During the opening of the Provincial House of Traditional Leaders in 2016 in Ulundi, Zulu King Goodwill Zwelithini said that people who live on Ingonyama Trust land would start receiving title deeds. Since then, no further information from the king or the Ingonyama Trust Board has been forthcoming. Untitled communal land represents dead capital: It cannot be used by the people living on the land as an economic asset since there is no individual ownership that can be transferred or used as collateral to, for example, secure a business startup loan. There are many other deficiencies, too, which inevitably led to a situation where people have “land tenure” but cannot use that land to lift themselves out of poverty. In other words, they have occupation and use of the land, but are still poor. They are vassals. This is a clear indication that the right to trade something is just as important as the right to use something. Untitled communal land is the property equivalent of massive gover...

Subscribe now to unlock this article.

Support BusinessLIVE’s award-winning journalism for R129 per month (digital access only).

There’s never been a more important time to support independent journalism in SA. Our subscription packages now offer an ad-free experience for readers.

Cancel anytime.
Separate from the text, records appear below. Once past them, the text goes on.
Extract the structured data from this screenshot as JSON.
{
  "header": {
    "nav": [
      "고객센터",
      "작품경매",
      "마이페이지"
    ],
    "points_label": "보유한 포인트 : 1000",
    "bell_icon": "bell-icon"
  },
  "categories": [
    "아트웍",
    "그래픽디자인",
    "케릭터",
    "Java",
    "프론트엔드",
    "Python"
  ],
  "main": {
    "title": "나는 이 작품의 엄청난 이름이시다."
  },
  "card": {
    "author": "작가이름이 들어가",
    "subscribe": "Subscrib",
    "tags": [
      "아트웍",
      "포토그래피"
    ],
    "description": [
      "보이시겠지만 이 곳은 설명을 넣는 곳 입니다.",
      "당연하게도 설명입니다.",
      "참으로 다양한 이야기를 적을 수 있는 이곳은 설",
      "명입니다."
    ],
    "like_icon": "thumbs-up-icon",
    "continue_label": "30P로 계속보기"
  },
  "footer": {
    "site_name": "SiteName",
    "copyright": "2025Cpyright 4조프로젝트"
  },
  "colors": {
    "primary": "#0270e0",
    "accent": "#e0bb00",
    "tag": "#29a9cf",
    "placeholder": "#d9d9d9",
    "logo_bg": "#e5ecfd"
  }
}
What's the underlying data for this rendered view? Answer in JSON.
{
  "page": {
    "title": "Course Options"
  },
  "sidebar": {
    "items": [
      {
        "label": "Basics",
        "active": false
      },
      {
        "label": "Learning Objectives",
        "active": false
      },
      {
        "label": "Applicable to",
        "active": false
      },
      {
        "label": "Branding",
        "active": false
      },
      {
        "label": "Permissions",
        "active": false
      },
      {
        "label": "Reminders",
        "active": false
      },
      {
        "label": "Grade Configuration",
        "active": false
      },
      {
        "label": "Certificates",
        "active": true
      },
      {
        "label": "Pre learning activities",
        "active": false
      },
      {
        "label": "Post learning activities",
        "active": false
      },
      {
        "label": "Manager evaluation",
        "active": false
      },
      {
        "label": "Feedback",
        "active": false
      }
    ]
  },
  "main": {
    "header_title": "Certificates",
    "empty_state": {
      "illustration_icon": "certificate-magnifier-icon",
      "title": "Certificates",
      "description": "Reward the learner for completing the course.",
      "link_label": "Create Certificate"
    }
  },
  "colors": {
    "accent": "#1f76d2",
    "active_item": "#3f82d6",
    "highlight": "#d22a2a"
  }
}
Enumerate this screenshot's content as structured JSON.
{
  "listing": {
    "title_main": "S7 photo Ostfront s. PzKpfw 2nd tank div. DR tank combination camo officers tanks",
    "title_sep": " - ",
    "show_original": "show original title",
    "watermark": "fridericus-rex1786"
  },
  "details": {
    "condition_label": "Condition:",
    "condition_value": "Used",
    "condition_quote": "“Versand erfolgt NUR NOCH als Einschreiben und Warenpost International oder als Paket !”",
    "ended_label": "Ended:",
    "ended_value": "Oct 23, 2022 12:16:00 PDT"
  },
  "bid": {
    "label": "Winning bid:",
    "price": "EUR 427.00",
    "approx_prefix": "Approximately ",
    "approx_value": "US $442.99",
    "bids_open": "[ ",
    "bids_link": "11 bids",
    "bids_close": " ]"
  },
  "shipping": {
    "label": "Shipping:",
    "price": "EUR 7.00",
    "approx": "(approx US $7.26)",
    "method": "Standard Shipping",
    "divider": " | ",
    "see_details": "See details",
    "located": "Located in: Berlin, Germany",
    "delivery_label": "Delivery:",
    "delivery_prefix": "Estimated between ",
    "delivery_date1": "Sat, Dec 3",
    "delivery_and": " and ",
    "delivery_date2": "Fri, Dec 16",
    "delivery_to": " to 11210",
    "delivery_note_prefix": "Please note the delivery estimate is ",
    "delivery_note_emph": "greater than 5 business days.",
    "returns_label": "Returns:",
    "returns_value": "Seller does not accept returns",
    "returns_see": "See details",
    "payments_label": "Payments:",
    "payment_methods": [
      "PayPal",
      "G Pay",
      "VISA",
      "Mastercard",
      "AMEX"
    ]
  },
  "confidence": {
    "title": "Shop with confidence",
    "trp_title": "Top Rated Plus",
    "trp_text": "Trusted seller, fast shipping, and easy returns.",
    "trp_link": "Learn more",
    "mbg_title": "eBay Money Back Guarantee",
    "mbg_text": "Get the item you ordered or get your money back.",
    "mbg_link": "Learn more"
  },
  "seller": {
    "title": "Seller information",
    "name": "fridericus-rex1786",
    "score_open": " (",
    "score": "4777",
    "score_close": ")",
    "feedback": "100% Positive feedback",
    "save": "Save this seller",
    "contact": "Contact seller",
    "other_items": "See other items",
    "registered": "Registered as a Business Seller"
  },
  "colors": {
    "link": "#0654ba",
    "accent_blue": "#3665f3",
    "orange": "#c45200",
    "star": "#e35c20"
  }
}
Would you like to comment on this article?
Sign up (it's quick and free) or sign in now.

Speech Bubbles

Please read our Comment Policy before commenting.